Dataset rows for apps and sites:
========================

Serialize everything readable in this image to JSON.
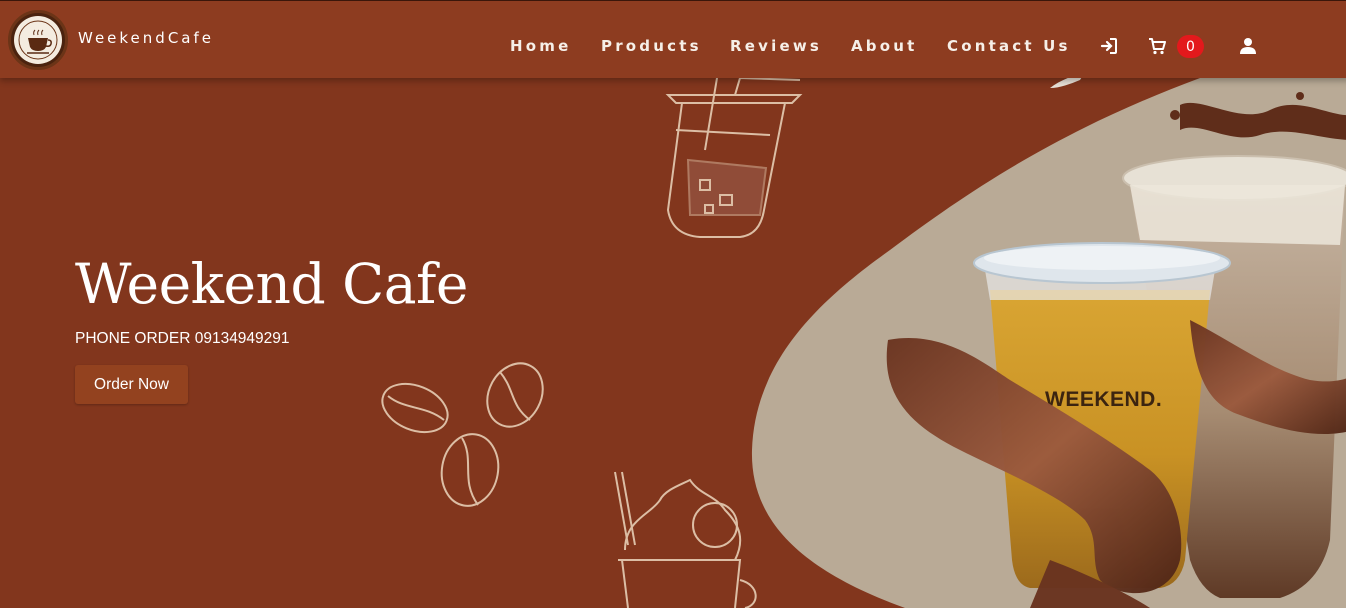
{
  "brand": {
    "name": "WeekendCafe",
    "logo_icon": "coffee-cup-icon",
    "logo_text": "WEEKEND CAFE"
  },
  "nav": {
    "items": [
      {
        "label": "Home"
      },
      {
        "label": "Products"
      },
      {
        "label": "Reviews"
      },
      {
        "label": "About"
      },
      {
        "label": "Contact Us"
      }
    ],
    "icons": [
      "sign-in-icon",
      "cart-icon",
      "user-icon"
    ],
    "cart_count": "0"
  },
  "hero": {
    "title": "Weekend Cafe",
    "phone": "PHONE ORDER 09134949291",
    "order_button": "Order Now",
    "cup_label": "WEEKEND."
  },
  "colors": {
    "navbar": "#8d3c20",
    "hero_background": "#82361d",
    "blob": "#b9aa96",
    "button": "#93421f",
    "badge": "#e3191c"
  }
}
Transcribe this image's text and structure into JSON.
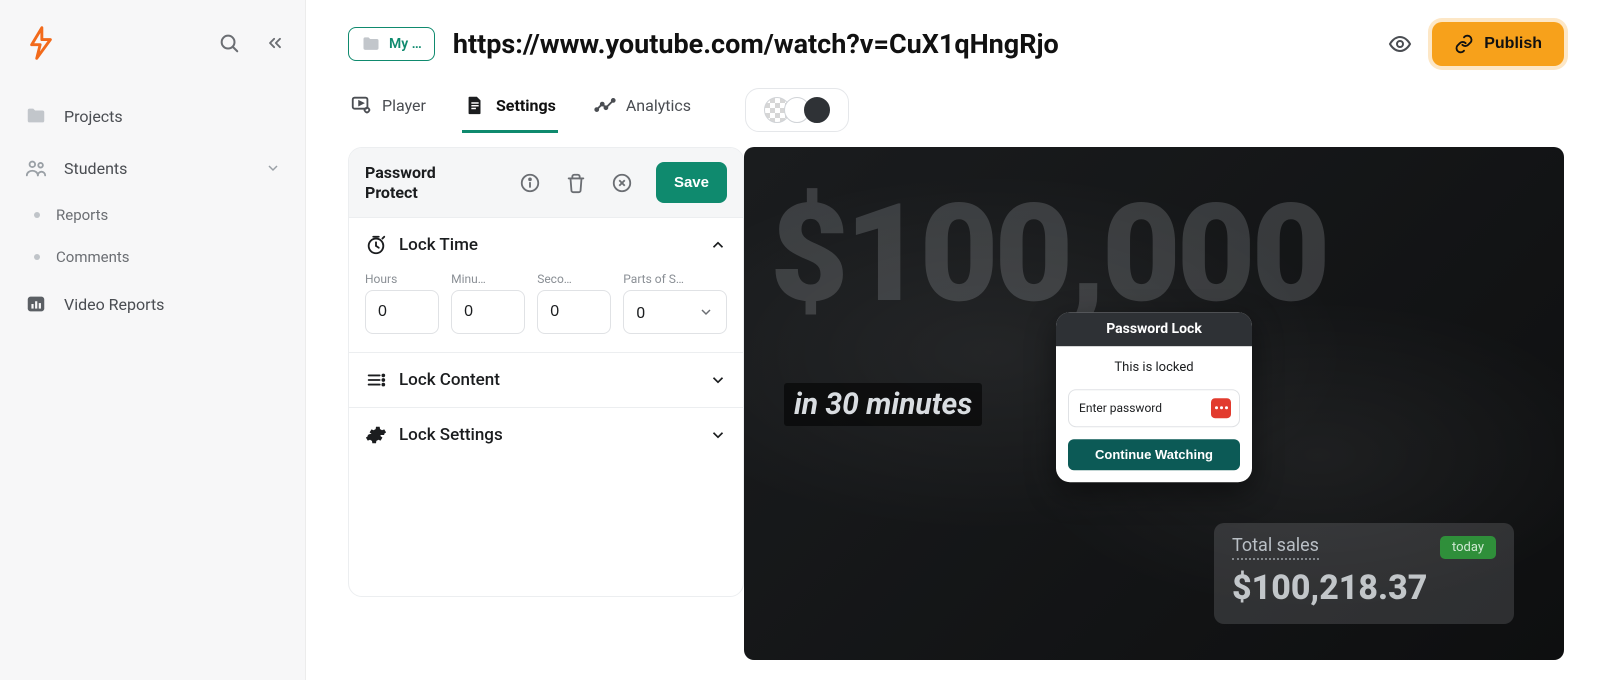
{
  "sidebar": {
    "items": [
      {
        "label": "Projects",
        "icon": "folder-icon",
        "expandable": false
      },
      {
        "label": "Students",
        "icon": "people-icon",
        "expandable": true
      },
      {
        "label": "Reports",
        "icon": "dot-icon",
        "sub": true
      },
      {
        "label": "Comments",
        "icon": "dot-icon",
        "sub": true
      },
      {
        "label": "Video Reports",
        "icon": "bar-chart-icon",
        "expandable": false
      }
    ]
  },
  "header": {
    "breadcrumb_chip": "My …",
    "title": "https://www.youtube.com/watch?v=CuX1qHngRjo",
    "publish_label": "Publish"
  },
  "tabs": {
    "player": "Player",
    "settings": "Settings",
    "analytics": "Analytics",
    "active": "settings"
  },
  "panel": {
    "title": "Password Protect",
    "save_label": "Save",
    "sections": {
      "lock_time": {
        "title": "Lock Time",
        "expanded": true
      },
      "lock_content": {
        "title": "Lock Content",
        "expanded": false
      },
      "lock_settings": {
        "title": "Lock Settings",
        "expanded": false
      }
    },
    "lock_time_fields": {
      "hours": {
        "label": "Hours",
        "value": "0"
      },
      "minutes": {
        "label": "Minu…",
        "value": "0"
      },
      "seconds": {
        "label": "Seco…",
        "value": "0"
      },
      "parts": {
        "label": "Parts of S…",
        "value": "0"
      }
    }
  },
  "preview": {
    "big_price": "$100,000",
    "subline": "in 30 minutes",
    "lock_dialog": {
      "heading": "Password Lock",
      "message": "This is locked",
      "placeholder": "Enter password",
      "cta": "Continue Watching"
    },
    "sales_card": {
      "label": "Total sales",
      "badge": "today",
      "amount": "$100,218.37"
    }
  },
  "colors": {
    "accent_green": "#0f8a6e",
    "publish_orange": "#f7a11b",
    "continue_teal": "#0c5a56",
    "password_badge_red": "#e23b2e"
  }
}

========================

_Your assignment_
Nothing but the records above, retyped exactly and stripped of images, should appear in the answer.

_Response_
Serialize everything readable in this image to JSON.
{
  "brand": {
    "name": "WeekendCafe",
    "logo_icon": "coffee-cup-icon",
    "logo_text": "WEEKEND CAFE"
  },
  "nav": {
    "items": [
      {
        "label": "Home"
      },
      {
        "label": "Products"
      },
      {
        "label": "Reviews"
      },
      {
        "label": "About"
      },
      {
        "label": "Contact Us"
      }
    ],
    "icons": [
      "sign-in-icon",
      "cart-icon",
      "user-icon"
    ],
    "cart_count": "0"
  },
  "hero": {
    "title": "Weekend Cafe",
    "phone": "PHONE ORDER 09134949291",
    "order_button": "Order Now",
    "cup_label": "WEEKEND."
  },
  "colors": {
    "navbar": "#8d3c20",
    "hero_background": "#82361d",
    "blob": "#b9aa96",
    "button": "#93421f",
    "badge": "#e3191c"
  }
}
Transcribe this image's text and structure into JSON.
{
  "sidebar": {
    "items": [
      {
        "label": "Projects",
        "icon": "folder-icon",
        "expandable": false
      },
      {
        "label": "Students",
        "icon": "people-icon",
        "expandable": true
      },
      {
        "label": "Reports",
        "icon": "dot-icon",
        "sub": true
      },
      {
        "label": "Comments",
        "icon": "dot-icon",
        "sub": true
      },
      {
        "label": "Video Reports",
        "icon": "bar-chart-icon",
        "expandable": false
      }
    ]
  },
  "header": {
    "breadcrumb_chip": "My …",
    "title": "https://www.youtube.com/watch?v=CuX1qHngRjo",
    "publish_label": "Publish"
  },
  "tabs": {
    "player": "Player",
    "settings": "Settings",
    "analytics": "Analytics",
    "active": "settings"
  },
  "panel": {
    "title": "Password Protect",
    "save_label": "Save",
    "sections": {
      "lock_time": {
        "title": "Lock Time",
        "expanded": true
      },
      "lock_content": {
        "title": "Lock Content",
        "expanded": false
      },
      "lock_settings": {
        "title": "Lock Settings",
        "expanded": false
      }
    },
    "lock_time_fields": {
      "hours": {
        "label": "Hours",
        "value": "0"
      },
      "minutes": {
        "label": "Minu…",
        "value": "0"
      },
      "seconds": {
        "label": "Seco…",
        "value": "0"
      },
      "parts": {
        "label": "Parts of S…",
        "value": "0"
      }
    }
  },
  "preview": {
    "big_price": "$100,000",
    "subline": "in 30 minutes",
    "lock_dialog": {
      "heading": "Password Lock",
      "message": "This is locked",
      "placeholder": "Enter password",
      "cta": "Continue Watching"
    },
    "sales_card": {
      "label": "Total sales",
      "badge": "today",
      "amount": "$100,218.37"
    }
  },
  "colors": {
    "accent_green": "#0f8a6e",
    "publish_orange": "#f7a11b",
    "continue_teal": "#0c5a56",
    "password_badge_red": "#e23b2e"
  }
}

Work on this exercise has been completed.